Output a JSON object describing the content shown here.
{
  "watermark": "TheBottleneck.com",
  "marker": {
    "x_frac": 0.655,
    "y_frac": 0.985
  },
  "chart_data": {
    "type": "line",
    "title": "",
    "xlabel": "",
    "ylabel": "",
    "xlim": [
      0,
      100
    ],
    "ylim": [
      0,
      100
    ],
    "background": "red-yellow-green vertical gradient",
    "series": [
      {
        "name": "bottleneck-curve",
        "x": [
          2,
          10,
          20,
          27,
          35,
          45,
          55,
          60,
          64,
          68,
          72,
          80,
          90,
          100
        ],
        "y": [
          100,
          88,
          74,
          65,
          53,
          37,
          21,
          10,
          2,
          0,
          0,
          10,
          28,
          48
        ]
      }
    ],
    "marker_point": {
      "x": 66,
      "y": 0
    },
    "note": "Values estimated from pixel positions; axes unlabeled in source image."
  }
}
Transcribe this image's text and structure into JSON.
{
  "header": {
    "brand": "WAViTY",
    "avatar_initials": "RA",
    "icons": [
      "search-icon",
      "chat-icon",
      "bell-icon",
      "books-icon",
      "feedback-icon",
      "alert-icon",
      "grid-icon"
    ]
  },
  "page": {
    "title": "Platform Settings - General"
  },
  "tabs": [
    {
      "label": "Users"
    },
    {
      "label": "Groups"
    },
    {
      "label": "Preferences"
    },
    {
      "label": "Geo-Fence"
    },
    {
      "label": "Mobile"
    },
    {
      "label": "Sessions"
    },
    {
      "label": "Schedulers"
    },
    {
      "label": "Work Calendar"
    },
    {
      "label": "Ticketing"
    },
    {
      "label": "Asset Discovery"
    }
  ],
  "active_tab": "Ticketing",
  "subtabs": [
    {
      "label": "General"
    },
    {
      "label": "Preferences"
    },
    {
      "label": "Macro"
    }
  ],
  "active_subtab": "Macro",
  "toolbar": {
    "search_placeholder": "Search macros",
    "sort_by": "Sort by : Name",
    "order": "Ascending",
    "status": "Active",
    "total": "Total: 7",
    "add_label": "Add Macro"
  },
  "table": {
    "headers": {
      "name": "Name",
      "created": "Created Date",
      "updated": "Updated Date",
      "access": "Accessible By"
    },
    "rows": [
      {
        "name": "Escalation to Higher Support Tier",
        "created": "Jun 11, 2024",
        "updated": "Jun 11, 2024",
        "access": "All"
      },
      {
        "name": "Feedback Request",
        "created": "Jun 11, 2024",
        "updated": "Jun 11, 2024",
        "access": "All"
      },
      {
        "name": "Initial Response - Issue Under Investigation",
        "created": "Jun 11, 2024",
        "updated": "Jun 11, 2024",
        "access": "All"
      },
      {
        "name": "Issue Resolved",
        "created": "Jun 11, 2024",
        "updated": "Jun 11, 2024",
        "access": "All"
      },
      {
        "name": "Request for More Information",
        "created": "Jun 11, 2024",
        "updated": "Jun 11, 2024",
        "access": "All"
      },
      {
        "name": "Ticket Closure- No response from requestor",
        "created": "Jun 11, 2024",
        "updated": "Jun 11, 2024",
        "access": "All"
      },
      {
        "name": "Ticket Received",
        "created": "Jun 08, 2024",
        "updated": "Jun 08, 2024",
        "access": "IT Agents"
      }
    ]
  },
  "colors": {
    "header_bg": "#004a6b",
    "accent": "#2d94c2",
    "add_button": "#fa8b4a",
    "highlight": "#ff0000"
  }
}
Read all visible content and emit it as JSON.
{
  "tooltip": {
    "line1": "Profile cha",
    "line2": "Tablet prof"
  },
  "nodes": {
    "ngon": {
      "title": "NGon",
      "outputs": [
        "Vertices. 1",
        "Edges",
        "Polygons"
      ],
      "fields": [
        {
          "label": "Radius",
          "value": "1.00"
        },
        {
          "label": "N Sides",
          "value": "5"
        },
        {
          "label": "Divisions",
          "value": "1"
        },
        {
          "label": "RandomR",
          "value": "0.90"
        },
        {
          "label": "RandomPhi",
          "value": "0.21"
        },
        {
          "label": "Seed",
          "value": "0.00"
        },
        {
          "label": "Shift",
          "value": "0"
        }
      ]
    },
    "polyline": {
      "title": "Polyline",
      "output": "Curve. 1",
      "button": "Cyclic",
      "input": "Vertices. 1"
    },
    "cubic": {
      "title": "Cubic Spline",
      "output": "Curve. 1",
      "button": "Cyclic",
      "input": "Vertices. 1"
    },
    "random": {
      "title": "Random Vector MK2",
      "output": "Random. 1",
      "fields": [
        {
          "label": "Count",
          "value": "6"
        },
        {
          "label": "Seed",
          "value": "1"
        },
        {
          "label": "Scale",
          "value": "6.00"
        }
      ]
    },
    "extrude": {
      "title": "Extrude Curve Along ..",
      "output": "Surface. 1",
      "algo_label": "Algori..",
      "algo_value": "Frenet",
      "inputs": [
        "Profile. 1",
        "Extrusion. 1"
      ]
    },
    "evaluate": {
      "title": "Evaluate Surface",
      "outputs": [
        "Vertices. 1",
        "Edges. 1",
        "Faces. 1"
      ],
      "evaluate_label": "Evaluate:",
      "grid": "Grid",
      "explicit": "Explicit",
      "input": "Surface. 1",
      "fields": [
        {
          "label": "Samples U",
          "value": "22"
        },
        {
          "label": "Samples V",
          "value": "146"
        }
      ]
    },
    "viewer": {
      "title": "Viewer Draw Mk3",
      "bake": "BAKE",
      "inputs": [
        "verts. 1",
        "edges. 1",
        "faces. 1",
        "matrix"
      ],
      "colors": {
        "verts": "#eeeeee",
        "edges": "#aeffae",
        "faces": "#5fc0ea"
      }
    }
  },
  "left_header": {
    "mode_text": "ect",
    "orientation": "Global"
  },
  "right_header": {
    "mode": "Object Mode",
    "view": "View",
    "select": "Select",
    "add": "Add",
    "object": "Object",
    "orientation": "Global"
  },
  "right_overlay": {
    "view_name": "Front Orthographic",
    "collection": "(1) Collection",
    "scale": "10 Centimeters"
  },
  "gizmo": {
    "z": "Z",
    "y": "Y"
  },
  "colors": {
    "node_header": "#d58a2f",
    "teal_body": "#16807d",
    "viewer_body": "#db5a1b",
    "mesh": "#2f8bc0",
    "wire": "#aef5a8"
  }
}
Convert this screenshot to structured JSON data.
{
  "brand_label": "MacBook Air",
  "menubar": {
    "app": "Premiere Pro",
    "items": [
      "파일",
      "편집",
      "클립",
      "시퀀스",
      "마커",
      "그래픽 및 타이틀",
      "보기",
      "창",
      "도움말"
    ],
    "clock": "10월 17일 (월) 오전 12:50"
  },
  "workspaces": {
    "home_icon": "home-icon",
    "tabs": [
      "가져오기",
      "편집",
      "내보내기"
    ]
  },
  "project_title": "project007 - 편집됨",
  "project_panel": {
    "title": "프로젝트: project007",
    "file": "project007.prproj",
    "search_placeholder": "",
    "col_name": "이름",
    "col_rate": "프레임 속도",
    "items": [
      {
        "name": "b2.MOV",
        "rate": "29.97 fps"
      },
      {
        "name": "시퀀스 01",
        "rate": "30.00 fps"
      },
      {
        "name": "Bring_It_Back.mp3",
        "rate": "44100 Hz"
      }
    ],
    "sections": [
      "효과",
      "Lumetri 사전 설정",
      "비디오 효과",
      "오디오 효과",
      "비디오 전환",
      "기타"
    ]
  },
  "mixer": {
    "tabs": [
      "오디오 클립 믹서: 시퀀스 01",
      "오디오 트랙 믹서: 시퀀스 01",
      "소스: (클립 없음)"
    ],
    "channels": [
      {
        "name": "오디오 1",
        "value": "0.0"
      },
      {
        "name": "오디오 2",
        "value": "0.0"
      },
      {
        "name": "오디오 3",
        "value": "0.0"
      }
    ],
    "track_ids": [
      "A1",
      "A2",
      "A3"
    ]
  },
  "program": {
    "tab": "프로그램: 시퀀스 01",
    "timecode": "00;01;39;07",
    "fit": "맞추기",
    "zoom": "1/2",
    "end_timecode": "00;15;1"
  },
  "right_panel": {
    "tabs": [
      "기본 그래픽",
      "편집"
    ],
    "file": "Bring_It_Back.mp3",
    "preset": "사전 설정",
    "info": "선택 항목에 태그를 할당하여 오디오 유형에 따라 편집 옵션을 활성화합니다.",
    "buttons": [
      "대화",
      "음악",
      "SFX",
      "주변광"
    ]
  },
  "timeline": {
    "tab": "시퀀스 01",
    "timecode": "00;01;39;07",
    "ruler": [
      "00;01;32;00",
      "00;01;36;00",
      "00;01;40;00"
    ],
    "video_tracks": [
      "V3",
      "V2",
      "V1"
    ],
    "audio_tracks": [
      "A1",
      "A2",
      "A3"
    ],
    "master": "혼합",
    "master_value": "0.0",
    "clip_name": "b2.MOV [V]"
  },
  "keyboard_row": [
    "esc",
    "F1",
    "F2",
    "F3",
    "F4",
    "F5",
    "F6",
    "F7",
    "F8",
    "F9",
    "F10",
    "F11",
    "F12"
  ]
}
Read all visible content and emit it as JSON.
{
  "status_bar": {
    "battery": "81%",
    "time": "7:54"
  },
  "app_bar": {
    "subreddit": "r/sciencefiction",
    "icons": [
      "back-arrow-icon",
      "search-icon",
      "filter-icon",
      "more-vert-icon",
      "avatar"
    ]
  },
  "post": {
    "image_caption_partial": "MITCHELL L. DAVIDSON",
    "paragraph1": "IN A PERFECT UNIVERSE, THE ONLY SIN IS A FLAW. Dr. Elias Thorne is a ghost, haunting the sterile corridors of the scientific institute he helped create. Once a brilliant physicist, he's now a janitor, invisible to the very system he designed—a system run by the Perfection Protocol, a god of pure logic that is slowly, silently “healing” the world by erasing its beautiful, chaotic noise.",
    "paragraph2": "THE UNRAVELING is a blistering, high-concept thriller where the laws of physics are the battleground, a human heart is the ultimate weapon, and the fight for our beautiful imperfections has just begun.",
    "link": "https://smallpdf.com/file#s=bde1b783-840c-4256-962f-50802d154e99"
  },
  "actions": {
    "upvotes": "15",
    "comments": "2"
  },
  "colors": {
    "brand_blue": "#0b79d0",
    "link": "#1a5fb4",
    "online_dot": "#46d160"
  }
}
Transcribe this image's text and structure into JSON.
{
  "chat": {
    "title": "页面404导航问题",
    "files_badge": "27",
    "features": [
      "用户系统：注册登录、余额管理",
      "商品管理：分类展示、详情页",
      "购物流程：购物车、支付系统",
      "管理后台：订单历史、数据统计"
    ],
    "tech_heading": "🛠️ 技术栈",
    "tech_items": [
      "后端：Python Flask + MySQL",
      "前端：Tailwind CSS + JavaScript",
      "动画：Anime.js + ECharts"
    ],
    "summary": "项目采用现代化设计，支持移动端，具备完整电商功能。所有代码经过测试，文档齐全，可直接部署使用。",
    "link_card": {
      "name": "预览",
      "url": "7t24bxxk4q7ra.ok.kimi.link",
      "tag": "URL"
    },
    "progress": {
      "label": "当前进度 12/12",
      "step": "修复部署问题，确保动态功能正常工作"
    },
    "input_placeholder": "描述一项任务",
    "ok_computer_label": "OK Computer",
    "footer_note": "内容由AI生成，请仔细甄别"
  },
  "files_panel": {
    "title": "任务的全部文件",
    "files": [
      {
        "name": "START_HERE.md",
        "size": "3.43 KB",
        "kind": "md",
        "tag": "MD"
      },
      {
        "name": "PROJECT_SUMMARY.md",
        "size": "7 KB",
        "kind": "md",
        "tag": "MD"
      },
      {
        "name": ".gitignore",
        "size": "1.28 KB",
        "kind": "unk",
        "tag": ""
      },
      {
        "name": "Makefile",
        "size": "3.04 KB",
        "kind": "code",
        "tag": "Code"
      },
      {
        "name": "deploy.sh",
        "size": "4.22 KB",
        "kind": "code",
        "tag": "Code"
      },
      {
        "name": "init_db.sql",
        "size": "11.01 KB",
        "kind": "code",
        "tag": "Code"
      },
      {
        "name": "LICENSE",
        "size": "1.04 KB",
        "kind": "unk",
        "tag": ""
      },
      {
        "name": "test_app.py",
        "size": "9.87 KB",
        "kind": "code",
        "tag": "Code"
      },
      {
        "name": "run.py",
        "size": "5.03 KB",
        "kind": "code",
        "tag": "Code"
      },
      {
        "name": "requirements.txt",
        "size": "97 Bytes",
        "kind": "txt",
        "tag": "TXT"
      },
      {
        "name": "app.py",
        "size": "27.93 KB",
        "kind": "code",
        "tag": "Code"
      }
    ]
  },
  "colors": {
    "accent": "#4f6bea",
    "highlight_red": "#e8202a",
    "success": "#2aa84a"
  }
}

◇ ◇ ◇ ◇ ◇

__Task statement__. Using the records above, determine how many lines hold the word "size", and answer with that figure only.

__Result__. 11